Top of Data excerpts

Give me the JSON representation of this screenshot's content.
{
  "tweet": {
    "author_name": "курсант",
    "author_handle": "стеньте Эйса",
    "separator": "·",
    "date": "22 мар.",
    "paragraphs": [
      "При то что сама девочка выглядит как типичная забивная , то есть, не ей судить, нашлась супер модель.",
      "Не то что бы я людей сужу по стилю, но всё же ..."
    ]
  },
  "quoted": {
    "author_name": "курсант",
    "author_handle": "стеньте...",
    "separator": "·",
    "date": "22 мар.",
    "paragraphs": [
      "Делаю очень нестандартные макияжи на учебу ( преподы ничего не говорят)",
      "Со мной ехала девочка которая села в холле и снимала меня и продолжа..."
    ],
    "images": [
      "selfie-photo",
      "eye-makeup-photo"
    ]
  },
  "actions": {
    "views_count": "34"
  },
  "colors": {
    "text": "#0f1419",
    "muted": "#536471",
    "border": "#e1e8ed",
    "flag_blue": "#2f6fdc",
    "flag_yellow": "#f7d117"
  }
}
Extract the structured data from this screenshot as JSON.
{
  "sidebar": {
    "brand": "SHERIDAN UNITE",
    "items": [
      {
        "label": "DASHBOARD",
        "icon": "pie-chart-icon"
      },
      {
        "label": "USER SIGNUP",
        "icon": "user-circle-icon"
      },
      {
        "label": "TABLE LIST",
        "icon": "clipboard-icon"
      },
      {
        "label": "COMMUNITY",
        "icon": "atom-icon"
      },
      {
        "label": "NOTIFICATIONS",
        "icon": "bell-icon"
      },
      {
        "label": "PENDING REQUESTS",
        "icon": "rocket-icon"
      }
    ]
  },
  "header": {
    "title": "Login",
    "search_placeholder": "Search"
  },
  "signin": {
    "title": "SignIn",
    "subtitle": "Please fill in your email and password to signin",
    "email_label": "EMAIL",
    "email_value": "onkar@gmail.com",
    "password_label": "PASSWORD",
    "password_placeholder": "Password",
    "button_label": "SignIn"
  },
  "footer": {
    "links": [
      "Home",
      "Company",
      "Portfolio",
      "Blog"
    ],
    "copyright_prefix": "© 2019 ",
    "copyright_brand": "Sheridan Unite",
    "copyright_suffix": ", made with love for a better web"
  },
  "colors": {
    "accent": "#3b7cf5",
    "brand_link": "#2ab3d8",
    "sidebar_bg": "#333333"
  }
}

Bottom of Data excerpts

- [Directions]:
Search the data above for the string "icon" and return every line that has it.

- [Final answer]:
        "icon": "pie-chart-icon"
        "icon": "user-circle-icon"
        "icon": "clipboard-icon"
        "icon": "atom-icon"
        "icon": "bell-icon"
        "icon": "rocket-icon"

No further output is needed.